YOUR INSTRUCTIONS:
Copy everything in the listing below word for word, apart from any images.

___ RECORDED DATA

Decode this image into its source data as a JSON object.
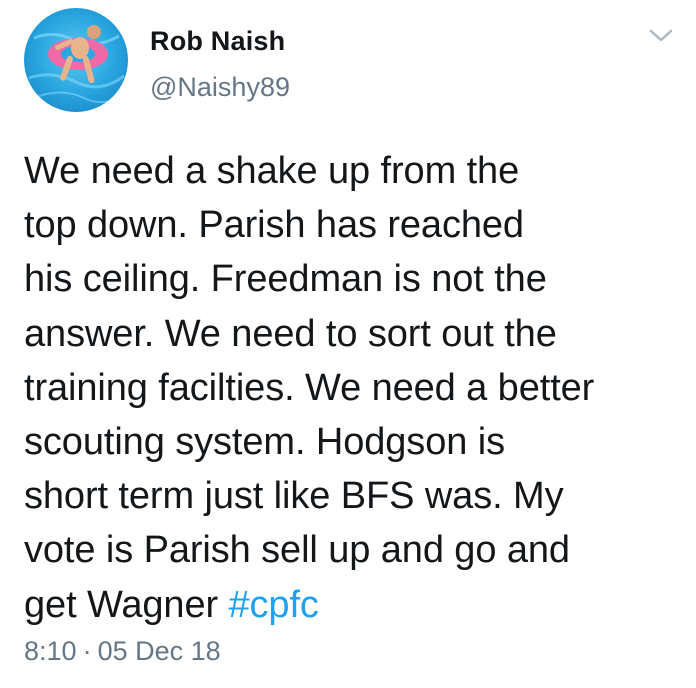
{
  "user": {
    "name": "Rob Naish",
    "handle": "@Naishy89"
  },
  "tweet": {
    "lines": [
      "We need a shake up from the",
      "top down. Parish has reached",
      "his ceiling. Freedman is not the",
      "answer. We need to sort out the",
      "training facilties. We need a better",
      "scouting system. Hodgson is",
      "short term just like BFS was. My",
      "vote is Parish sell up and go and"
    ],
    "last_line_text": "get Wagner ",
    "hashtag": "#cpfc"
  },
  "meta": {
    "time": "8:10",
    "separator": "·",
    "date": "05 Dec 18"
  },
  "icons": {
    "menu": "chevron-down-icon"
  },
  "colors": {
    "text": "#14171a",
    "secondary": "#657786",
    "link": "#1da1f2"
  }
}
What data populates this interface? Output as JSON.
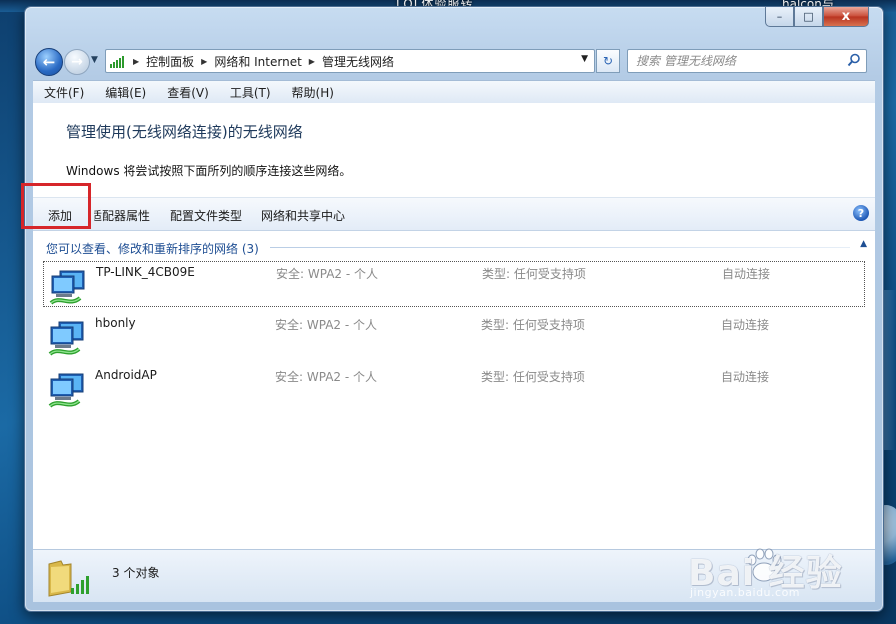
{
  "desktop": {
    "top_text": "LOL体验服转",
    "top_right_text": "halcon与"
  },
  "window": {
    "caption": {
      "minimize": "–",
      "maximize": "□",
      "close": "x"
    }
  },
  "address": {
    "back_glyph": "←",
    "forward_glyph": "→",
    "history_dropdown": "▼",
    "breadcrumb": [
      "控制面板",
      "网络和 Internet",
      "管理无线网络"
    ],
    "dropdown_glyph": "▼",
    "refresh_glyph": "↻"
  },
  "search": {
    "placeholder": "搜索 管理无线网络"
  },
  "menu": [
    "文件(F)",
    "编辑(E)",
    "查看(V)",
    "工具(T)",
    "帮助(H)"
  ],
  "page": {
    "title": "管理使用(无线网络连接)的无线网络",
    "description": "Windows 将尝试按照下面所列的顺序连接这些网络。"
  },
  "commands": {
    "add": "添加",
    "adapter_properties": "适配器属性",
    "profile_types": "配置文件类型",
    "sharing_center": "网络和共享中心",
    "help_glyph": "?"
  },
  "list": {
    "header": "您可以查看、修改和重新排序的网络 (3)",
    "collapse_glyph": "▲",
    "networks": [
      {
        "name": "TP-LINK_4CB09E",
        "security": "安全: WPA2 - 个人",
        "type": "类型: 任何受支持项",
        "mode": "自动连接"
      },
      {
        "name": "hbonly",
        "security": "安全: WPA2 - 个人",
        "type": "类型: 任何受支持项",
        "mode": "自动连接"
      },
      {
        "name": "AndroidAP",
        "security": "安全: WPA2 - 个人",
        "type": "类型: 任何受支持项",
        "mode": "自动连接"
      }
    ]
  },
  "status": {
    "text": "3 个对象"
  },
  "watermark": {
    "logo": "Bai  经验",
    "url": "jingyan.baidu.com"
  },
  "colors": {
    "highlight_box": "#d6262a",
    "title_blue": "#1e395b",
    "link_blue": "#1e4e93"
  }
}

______

RESPONSE:
Decode this image into its source data as a JSON object.
{
  "user": {
    "name": "Rob Naish",
    "handle": "@Naishy89"
  },
  "tweet": {
    "lines": [
      "We need a shake up from the",
      "top down. Parish has reached",
      "his ceiling. Freedman is not the",
      "answer. We need to sort out the",
      "training facilties. We need a better",
      "scouting system. Hodgson is",
      "short term just like BFS was. My",
      "vote is Parish sell up and go and"
    ],
    "last_line_text": "get Wagner ",
    "hashtag": "#cpfc"
  },
  "meta": {
    "time": "8:10",
    "separator": "·",
    "date": "05 Dec 18"
  },
  "icons": {
    "menu": "chevron-down-icon"
  },
  "colors": {
    "text": "#14171a",
    "secondary": "#657786",
    "link": "#1da1f2"
  }
}
What data populates this interface? Output as JSON.
{
  "desktop": {
    "top_text": "LOL体验服转",
    "top_right_text": "halcon与"
  },
  "window": {
    "caption": {
      "minimize": "–",
      "maximize": "□",
      "close": "x"
    }
  },
  "address": {
    "back_glyph": "←",
    "forward_glyph": "→",
    "history_dropdown": "▼",
    "breadcrumb": [
      "控制面板",
      "网络和 Internet",
      "管理无线网络"
    ],
    "dropdown_glyph": "▼",
    "refresh_glyph": "↻"
  },
  "search": {
    "placeholder": "搜索 管理无线网络"
  },
  "menu": [
    "文件(F)",
    "编辑(E)",
    "查看(V)",
    "工具(T)",
    "帮助(H)"
  ],
  "page": {
    "title": "管理使用(无线网络连接)的无线网络",
    "description": "Windows 将尝试按照下面所列的顺序连接这些网络。"
  },
  "commands": {
    "add": "添加",
    "adapter_properties": "适配器属性",
    "profile_types": "配置文件类型",
    "sharing_center": "网络和共享中心",
    "help_glyph": "?"
  },
  "list": {
    "header": "您可以查看、修改和重新排序的网络 (3)",
    "collapse_glyph": "▲",
    "networks": [
      {
        "name": "TP-LINK_4CB09E",
        "security": "安全: WPA2 - 个人",
        "type": "类型: 任何受支持项",
        "mode": "自动连接"
      },
      {
        "name": "hbonly",
        "security": "安全: WPA2 - 个人",
        "type": "类型: 任何受支持项",
        "mode": "自动连接"
      },
      {
        "name": "AndroidAP",
        "security": "安全: WPA2 - 个人",
        "type": "类型: 任何受支持项",
        "mode": "自动连接"
      }
    ]
  },
  "status": {
    "text": "3 个对象"
  },
  "watermark": {
    "logo": "Bai  经验",
    "url": "jingyan.baidu.com"
  },
  "colors": {
    "highlight_box": "#d6262a",
    "title_blue": "#1e395b",
    "link_blue": "#1e4e93"
  }
}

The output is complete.